Source information ::
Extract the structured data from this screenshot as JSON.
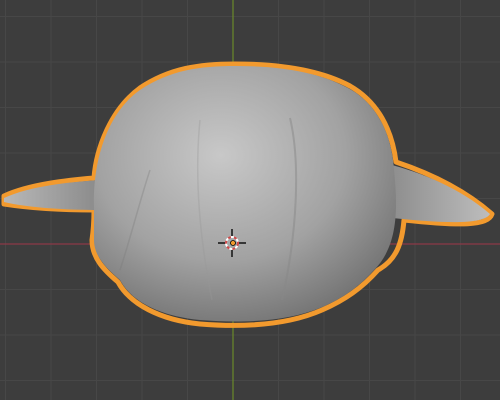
{
  "viewport": {
    "view": "3d-viewport",
    "colors": {
      "background": "#3d3d3d",
      "grid_line": "#474747",
      "axis_x": "#8b3a47",
      "axis_y": "#6a8a2a",
      "selection_outline": "#f29a2e",
      "mesh": "#9a9a9a",
      "cursor_ring_red": "#d24a4a",
      "cursor_ring_white": "#ffffff"
    },
    "selected_object": {
      "selection_state": "selected",
      "shading": "solid"
    },
    "icons": {
      "cursor": "3d-cursor-icon",
      "origin": "object-origin-icon"
    }
  }
}
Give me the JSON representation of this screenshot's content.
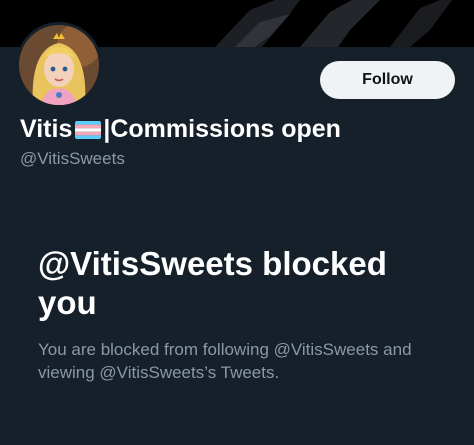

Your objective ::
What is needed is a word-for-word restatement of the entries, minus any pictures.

Result for this task ::
Extract the structured data from this screenshot as JSON.
{
  "viewport": {
    "view": "3d-viewport",
    "colors": {
      "background": "#3d3d3d",
      "grid_line": "#474747",
      "axis_x": "#8b3a47",
      "axis_y": "#6a8a2a",
      "selection_outline": "#f29a2e",
      "mesh": "#9a9a9a",
      "cursor_ring_red": "#d24a4a",
      "cursor_ring_white": "#ffffff"
    },
    "selected_object": {
      "selection_state": "selected",
      "shading": "solid"
    },
    "icons": {
      "cursor": "3d-cursor-icon",
      "origin": "object-origin-icon"
    }
  }
}
Give me the JSON representation of this screenshot's content.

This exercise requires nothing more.